Urban Flood Mapping with Machine Learning, Computer vision, and Remote Sensing

February 2, 2021| By Qunying Huang

Remote sensing imagery and pattern recognition algorithms, such as support vector machines, and deep learning models, are increasingly used to map flood extent. However, current models rely on massive human-annotated training datasets in order to train a flood classification model; this is termed “supervised” learning. The need for real-time flood extent mapping and the high expense of data annotation point to a need for “unsupervised” methods for feature extraction with as little human effort as possible.  As such, our lab has committed to developing an unsupervised learning method for real-time flood extent mapping and damage assessment based on the state-of-the-artwork in remote sensing and deep learning several years ago since Bo Peng, a Ph.D. candidate leading this effort, joined my lab. Through a series of research activities and scientific exploration, we are getting closer and closer to our goal.

RA#1. Development of a patch similarity convolutional neural network (PSNet) for flood extent mapping with a small number of training samples

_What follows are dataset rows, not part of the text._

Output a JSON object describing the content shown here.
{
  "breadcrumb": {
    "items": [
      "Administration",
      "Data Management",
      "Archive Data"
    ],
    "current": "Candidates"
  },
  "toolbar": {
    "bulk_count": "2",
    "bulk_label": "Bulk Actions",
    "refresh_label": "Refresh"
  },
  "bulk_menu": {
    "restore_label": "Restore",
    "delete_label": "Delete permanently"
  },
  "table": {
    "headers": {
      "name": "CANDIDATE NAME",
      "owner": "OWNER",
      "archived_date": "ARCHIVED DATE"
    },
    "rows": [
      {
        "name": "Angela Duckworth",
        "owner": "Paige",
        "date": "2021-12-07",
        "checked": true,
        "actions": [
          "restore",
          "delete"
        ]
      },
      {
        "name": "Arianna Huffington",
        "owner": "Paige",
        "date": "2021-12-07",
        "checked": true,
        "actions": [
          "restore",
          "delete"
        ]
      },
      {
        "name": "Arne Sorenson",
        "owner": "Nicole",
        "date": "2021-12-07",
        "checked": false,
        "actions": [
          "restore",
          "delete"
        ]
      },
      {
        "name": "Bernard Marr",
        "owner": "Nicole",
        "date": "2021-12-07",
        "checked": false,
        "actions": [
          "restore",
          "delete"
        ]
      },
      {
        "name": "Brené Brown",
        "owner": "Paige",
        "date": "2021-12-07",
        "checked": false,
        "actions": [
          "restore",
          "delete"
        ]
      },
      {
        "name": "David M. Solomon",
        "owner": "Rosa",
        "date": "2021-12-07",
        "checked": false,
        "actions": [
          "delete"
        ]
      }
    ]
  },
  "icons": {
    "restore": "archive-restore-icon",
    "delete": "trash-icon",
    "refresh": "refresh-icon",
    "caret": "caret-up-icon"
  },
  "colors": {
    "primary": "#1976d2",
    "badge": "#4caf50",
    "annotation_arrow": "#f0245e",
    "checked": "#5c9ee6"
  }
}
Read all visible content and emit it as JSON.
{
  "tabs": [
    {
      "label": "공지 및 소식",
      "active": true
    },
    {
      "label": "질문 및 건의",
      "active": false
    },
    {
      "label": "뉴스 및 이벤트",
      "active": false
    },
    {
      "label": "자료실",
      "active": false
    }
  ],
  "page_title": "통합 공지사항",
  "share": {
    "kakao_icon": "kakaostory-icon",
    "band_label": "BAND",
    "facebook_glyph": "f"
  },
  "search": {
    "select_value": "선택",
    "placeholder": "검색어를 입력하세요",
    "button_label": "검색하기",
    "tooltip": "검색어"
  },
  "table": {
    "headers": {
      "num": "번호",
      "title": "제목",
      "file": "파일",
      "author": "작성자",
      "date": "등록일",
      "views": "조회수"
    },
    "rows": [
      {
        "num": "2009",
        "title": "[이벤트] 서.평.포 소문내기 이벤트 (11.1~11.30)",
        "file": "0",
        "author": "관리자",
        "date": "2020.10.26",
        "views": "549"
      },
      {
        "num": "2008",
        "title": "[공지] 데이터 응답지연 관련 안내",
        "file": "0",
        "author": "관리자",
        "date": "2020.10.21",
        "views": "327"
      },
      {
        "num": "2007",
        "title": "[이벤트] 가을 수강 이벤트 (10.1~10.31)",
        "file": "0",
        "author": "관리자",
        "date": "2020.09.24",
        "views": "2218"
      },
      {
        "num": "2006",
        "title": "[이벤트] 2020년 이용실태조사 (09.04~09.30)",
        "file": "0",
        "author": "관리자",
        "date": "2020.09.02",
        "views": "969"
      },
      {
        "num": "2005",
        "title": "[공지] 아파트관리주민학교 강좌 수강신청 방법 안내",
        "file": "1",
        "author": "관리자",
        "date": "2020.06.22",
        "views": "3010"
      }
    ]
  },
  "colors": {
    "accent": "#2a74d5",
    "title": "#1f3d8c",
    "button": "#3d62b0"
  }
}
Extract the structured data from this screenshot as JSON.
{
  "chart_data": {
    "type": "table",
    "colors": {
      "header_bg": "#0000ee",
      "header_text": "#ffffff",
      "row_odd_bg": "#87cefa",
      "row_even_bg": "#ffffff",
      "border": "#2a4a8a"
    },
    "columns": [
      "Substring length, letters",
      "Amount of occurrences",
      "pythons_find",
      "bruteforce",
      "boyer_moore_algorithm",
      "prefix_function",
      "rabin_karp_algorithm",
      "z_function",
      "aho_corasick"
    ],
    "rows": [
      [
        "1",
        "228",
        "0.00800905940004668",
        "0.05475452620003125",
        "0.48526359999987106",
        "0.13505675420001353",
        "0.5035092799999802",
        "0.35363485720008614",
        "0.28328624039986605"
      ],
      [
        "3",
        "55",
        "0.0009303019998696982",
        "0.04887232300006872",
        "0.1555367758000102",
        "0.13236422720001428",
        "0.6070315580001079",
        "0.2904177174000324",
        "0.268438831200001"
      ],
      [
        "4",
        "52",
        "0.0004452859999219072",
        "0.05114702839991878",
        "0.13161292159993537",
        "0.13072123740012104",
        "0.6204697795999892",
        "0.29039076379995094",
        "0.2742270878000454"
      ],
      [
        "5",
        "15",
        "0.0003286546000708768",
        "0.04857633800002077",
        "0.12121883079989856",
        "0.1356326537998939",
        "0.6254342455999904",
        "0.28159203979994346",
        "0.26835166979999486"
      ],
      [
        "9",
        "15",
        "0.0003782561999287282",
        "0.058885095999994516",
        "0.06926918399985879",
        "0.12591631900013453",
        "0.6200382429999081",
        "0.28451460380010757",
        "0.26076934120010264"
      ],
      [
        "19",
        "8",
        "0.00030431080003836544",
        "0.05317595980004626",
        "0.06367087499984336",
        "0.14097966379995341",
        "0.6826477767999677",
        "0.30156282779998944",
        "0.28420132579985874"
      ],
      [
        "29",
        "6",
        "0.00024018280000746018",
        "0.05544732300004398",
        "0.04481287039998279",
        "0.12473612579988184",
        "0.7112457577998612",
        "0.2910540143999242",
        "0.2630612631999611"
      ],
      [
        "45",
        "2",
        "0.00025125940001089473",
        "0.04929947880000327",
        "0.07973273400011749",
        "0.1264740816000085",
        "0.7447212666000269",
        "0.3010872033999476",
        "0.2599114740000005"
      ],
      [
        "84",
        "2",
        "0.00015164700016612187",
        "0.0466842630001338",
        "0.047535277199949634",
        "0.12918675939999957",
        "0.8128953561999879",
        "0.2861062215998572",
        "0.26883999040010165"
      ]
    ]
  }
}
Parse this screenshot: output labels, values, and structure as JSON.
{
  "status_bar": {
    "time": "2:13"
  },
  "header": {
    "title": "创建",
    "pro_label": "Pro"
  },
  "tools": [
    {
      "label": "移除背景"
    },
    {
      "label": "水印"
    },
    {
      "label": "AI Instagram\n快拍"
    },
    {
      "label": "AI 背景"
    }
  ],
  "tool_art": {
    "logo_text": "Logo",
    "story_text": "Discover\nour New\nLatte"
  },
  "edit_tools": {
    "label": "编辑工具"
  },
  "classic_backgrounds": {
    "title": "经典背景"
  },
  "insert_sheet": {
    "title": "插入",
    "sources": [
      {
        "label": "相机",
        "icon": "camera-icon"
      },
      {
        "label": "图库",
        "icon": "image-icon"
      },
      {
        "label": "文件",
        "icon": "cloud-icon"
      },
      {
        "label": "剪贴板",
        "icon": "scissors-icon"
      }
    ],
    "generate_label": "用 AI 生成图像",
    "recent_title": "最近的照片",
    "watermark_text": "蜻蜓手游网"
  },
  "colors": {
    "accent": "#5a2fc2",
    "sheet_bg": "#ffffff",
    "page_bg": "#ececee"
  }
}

Traditional remote sensing (RS) models rely heavily on manual feature engineering for image analysis. For instance, conventional urban flood mapping models based on machine learning require handcrafted features associated with floodwaters (e.g., strong absorption in the near-infrared band). Unfortunately, such features may not represent the underlying patterns of floods due to inconsistent illumination conditions, strong image background heterogeneity, and errors from geometric and radiometric rectification. In response, we have been exploring cutting-edge deep learning and computer vision algorithms to automate RS image processing for disaster damage assessment. We developed a patch similarity convolutional neural network (PSNet) using bi-temporal pre- and post-flood satellite multispectral imagery to delineate flooded areas in heterogeneous coastal cities (Figure 1). PSNet is an object-based deep learning model without the need for human-designed features and enables automatic object-based feature extraction for flooded object identification. It paves the way to accurately map floods over densely populated urban areas with only a small number of training samples labeled in less than 1 hour by a geospatial expert.

Figure 1. Architectures, case studies, and performance of the proposed PSNet models

For details about this work, please refer to our paper here

  • Peng B., Meng Z., Huang Q., Wang C., 2019. Patch Similarity Convolutional Neural Network for Urban Flood Extent Mapping Using Bi-Temporal Satellite Multispectral Imagery. Remote Sensing, 11(21), 2492. DOI: 0.3390/rs11212492.

RA#2. Development of a Self-supervised Learning Framework for Urban Flood Mapping without laborious training data

Next, we enhanced PSNet models with a self-supervised learning framework for object-based urban flood mapping without laborious training data collection (Figure 3). Similarly, this framework was evaluated for two flood events in the United States: Hurricane Harvey (2017) in Houston, Texas, and Hurricane Florence (2018) in Lumberton, North Carolina. Results show that the method provides strong performance, and robust generalizability, especially the model with spectral filtering and spatial filtering. The evaluations of F1 and IoU (Intersection over Union, also known as the Jaccard Index) associated with the Florence flood were lower than those with the Harvey flood. These differences were due mainly to different degrees of non-flooded changes between the bi-temporal data corresponding to the Harvey and Florence floods over different study areas, respectively. The Florence final flood maps contain a higher rate of false positives (FPs) compared to the Harvey final flood maps. Potential causes include: (1) many FPs in the Florence final flood maps consist of pixels with spectra similar to those of floodwaters such as patches that are wet but not flooded, leading to misclassification in spectral filtering; and (2) quite a few FPs in the Florence final flood maps are mixed and connected with TPs, which were not removed by spatial filtering.

Figure 2. The proposed self-supervised learning framework and model performance tested on Hurricanes Harvey and Florence

In summary, this work maps heterogeneous urban floods with a high resolution based on self-supervised object-based image analysis, enabling real-time flood map production without time-consuming annotation of training data, and was just published on J-STARS. Please click here for early access.

  • Peng B., Huang Q., Vongkusolkit J., Gao S., Wright D., Fang Z. and Qiang Y., 2021. Urban Flood Mapping with Bi-temporal Multispectral Imagery via a Self-supervised Learning Framework. IEEE Journal of Selected Topics in Applied Earth Observations and Remote Sensing. doi: 10.1109/JSTARS.2020.3047677.

The road is long, and there is much more work to do. Next, we will focus on the self-supervised remote sensing image representation learning informed by geospatial principles for object-based image analysis (led by Bo), as well as explore pixel-wise remote sensing image segmentation models (led by Jamp) to obtain better accuracy and efficiency in real-time flood mapping.